As we face up to these immense challenges, we have one huge advantage. Unlike in previous economic crises, we have an ANC Government, which fully shares our concerns and is committed by its manifesto to the same policies, which we have put forward.
The Minister of Economic Development is from our ranks! We must ensure that the mandate of the Ministry remain a place where all government policies are coordinated from. If we succeed against active campaigning by some, then this will be a massive breakthrough for the left.
We call on all South Africans to stand together to weather the economic storm and we call on government to ensure that appropriate changes are advocated at global level to make sure that the deep-seated inequalities and lack of regulation in the global economy are rectified so that the world that emerges from the crisis is one founded on social justice, fair labour standards in all countries, equitable development and decent work for working women and men across the world.

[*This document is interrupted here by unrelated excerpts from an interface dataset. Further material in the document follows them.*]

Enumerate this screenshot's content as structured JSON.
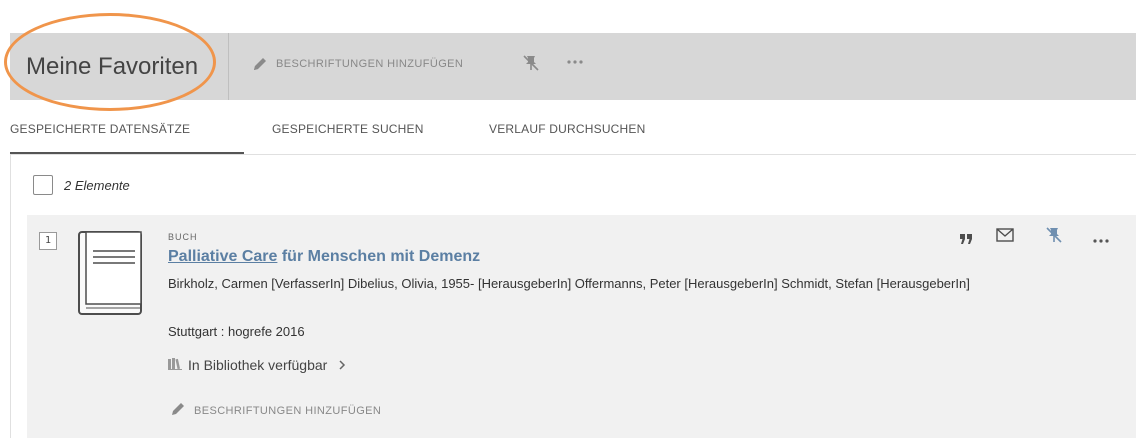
{
  "header": {
    "title": "Meine Favoriten",
    "add_labels": "BESCHRIFTUNGEN HINZUFÜGEN"
  },
  "tabs": [
    {
      "label": "GESPEICHERTE DATENSÄTZE",
      "active": true
    },
    {
      "label": "GESPEICHERTE SUCHEN",
      "active": false
    },
    {
      "label": "VERLAUF DURCHSUCHEN",
      "active": false
    }
  ],
  "list": {
    "count_label": "2 Elemente"
  },
  "result": {
    "number": "1",
    "type": "BUCH",
    "title_highlight": "Palliative Care",
    "title_rest": " für Menschen mit Demenz",
    "authors": "Birkholz, Carmen [VerfasserIn] Dibelius, Olivia, 1955- [HerausgeberIn] Offermanns, Peter [HerausgeberIn] Schmidt, Stefan [HerausgeberIn]",
    "publication": "Stuttgart : hogrefe 2016",
    "availability": "In Bibliothek verfügbar",
    "add_labels": "BESCHRIFTUNGEN HINZUFÜGEN"
  },
  "colors": {
    "header_bg": "#d7d7d7",
    "card_bg": "#f1f1f1",
    "link": "#5b7fa3",
    "pin_accent": "#6f8fb0",
    "annotation_ellipse": "#f0954b"
  },
  "icons": {
    "header": [
      "pencil-icon",
      "unpin-icon",
      "more-icon"
    ],
    "card": [
      "citation-icon",
      "email-icon",
      "unpin-icon",
      "more-icon",
      "book-icon",
      "library-icon",
      "chevron-right-icon",
      "pencil-icon"
    ]
  }
}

The elections and the post election processes have also demonstrated the alliance’s resilience. The Alliance has never been this strong! We are enjoying a spell of unity, cohesion and high degrees of common purpose. The challenge is how we will keep this unity strong in the light of the challenges ahead.
But unless we remain vigilant and strong and walk through the doors we have opened, all the victories and gains will be picked from the floor by others.
The biggest mistake we could make is to sit back and leave government alone to solve the problems. COSATU, and the NUM, must work side-by-side with our ministers and make sure they keep on track. We must continue being the conscience of our democracy and spokesperson of the downtrodden. We need to provide leadership not only to our members – but also to the people as a whole.
To do this we have to get our own house in order. The 2015 Plan enjoins us to recruit more members, improve service to members, strengthening our workplace struggles and sharpen our weapons to engage with workplace transformation.
We have not driven the recruitment campaign, as we should have done. The OD was not driven uniformly. Whilst some unions have consistently looked at how they improve their systems a number has done very little. Service to members has not tremendously improved.
Too many workers complain about the inability of some of our shop stewards, organisers and union structures to defend them. The current wildcat strike involving public sector doctors is the warning that workers can leave the unions behind and steam ahead in the processes to find new champions to advance their interests.
At the same time we must keep the ANC united, vibrant and strong. The damage to its unity and cohesion is testified by the existence of COPE.
Now that the elections are over we must deal with both organisational and political problems we have identified. The ANC has to challenge the crisis in the Western Cape and help unite that province. Solving other problems elsewhere in particular in the North West cannot be postponed.
We must confront some of the underlying problems that compound these problems. The biggest is the new culture that has taken over a significant number of our leaders and cadres – crass materialism – this big rush to be rich through whatever means possible, highlighted recently by the R1 million Mercedes offered to, but thankfully rejected by, Transport Minister Sbu Ndebele.
The origin of this culture lies in the system of capitalism itself, the biggest corruptor of human kind. It manifests itself in the use of patronage, abuse of state power and institutions, corruption, factionalism, backstabbing, personal hatred of comrades by others. This tradition is not limited to the ANC. It exists in COSATU and elsewhere. We must confront it before it consumes our organisations and leaves them a shadow of their former selves. If we fail, so will our revolution move off the rails.
I wish you a very successful Congress and many years of growth and success.